Police are not equipped, either through training or temperament, to be mental health experts, substance abuse counselors, or referees in neighbor disputes that make up most of 911 emergency calls. Only 1 percent of 911 calls in major cities are to report violent crimes in progress, and less than a third involve life-threatening situations, according to the Vera Institute.


Crisis response teams for mental health, substance abuse, and domestic violence intervention, strengthened through training and funding, could handle an overwhelming majority of 911 emergency calls. These strategic changes would remove law enforcement from these social problems and allow the police to build greater public trust by protecting society from violent or life-threatening criminal activity.


Social crises, not dangerous criminal activity, create the focal point of most unnecessary police conflict each day. Decades of inappropriate law enforcement responses to these crises have not only eroded public confidence in policing but have changed the very concept of policing in this country. The Opportunity Agenda explains:


“Police officers should be accountable public servants who work collaboratively, transparently, and fairly with all of the communities they serve. Too often, police departments and officers violate their role in the community and abuse their power by engaging in acts of excessive force; acting in an increasingly militarized capacity; abusing asset forfeiture policies; and routinely stopping and frisking entire communities, among other practices that treat individuals as Justice Sotomayor decried, ‘not a citizen of a democracy but the subject of a carceral state, just waiting to be cataloged.'”


To save America from militarized guardians bent on controlling society and beginning the process of restoring public confidence in legitimate policing, PFAW identifies areas of concern that need reform: 

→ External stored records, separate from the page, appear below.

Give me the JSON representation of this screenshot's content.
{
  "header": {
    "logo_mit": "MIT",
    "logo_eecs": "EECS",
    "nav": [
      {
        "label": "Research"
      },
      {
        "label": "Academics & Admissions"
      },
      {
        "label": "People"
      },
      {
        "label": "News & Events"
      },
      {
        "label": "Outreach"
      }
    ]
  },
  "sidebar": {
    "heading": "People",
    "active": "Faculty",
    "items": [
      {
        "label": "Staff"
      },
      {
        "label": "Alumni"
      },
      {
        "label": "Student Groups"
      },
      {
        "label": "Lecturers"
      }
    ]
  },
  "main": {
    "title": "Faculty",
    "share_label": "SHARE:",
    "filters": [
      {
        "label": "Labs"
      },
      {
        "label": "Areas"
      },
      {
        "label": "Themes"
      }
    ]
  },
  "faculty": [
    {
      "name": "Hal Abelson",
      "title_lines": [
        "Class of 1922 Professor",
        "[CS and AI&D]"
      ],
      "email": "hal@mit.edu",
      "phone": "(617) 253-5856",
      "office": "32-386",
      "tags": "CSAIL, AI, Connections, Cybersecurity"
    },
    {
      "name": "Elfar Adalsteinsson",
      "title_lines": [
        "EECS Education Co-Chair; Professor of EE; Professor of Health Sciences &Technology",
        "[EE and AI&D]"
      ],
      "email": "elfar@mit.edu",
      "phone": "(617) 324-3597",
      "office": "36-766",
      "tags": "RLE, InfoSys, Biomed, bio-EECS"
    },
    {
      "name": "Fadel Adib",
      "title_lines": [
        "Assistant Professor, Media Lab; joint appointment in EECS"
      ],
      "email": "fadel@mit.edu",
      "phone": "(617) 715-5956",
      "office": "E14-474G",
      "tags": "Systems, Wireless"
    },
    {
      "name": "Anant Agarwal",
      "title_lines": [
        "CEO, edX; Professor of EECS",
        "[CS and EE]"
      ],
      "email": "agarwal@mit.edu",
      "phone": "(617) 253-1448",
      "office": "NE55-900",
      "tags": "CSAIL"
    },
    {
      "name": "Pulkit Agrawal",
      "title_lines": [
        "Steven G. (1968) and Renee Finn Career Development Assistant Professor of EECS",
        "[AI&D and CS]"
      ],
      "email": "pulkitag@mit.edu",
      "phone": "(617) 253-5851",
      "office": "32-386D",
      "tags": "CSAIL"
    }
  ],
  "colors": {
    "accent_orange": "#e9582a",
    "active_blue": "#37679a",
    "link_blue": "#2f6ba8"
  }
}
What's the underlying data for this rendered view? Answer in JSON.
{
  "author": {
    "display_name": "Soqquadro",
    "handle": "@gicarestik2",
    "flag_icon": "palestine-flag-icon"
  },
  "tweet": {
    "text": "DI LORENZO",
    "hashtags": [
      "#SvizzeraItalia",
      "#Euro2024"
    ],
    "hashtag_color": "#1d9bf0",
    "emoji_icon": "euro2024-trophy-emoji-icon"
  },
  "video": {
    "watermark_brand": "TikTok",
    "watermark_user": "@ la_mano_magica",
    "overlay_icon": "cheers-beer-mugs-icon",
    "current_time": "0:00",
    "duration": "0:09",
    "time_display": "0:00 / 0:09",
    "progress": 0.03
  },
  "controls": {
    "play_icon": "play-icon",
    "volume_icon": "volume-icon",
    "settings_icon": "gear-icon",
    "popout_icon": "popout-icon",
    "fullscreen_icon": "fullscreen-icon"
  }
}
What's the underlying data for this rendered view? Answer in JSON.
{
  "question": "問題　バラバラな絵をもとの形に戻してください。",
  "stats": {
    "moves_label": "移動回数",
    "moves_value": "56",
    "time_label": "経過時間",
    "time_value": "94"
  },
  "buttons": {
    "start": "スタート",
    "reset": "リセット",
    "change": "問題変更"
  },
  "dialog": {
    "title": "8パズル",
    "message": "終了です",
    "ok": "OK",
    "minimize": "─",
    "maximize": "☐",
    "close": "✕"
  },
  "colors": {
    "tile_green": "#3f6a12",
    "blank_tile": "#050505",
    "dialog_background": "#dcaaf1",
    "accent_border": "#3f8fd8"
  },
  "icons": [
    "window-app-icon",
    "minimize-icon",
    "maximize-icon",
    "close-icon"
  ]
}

  • Over-policing is often encouraged by the emphasis on meeting quotas in evaluating police performance.
  • Quotas foster harassment by police within marginalized communities that have little political capital; for example, they contributed to disproportionately high ticketing and arrests of Black residents in Ferguson, Missouri.
  • Anti-quota legislation is an important start toward removing incentives for racially-based policing.
  • Decertification—revoking a law enforcement officer’s police license—can be an effective tool in removing officers involved in wrongdoing.
  • Decertification laws vary significantly by state.
  • Many state laws, and union contracts, make it challenging to remove offenders from the police force permanently; twenty states require a criminal conviction before an officer can be decertified.
  • In many instances, state certifying commissions are unaware of decertifiable conduct. Only half of states require police departments to report to their state Peace Officer Standards and Training Commission (POST), or another comparable state agency, any conduct that could lead to decertification.
  • While state decertification prevents intrastate rehiring of officers whose licenses have been revoked, hiring those officers in other states remains a possibility.
  • In 1999, the nonprofit International Association of Directors of Law Enforcement Standards and Training (“IADLEST”) created the National Decertification Index (NDI) to solve this interstate rehiring problem.NDI is a private national database of officers who have been decertified.
  • The NDI needs to be more utilized. Only around 3,500 of the 18,000 local law enforcement agencies in the United States regularly query the NDI when they are considering hiring new officers.
  • Federal pressure—such as withholding grant money—would effectively incentivize states to query the NDI when making hiring decisions.


Changing the mindset of police departments and holding bad officers accountable for unprofessional conduct is imperative. These are not burdensome corrective steps for law enforcement agencies committed to “protect and serve” communities. The key is for law enforcement agencies to recognize the need for change and implement fundamental changes spelled out by PFAW and other groups.


The willingness to change is the first step toward meaningful reform.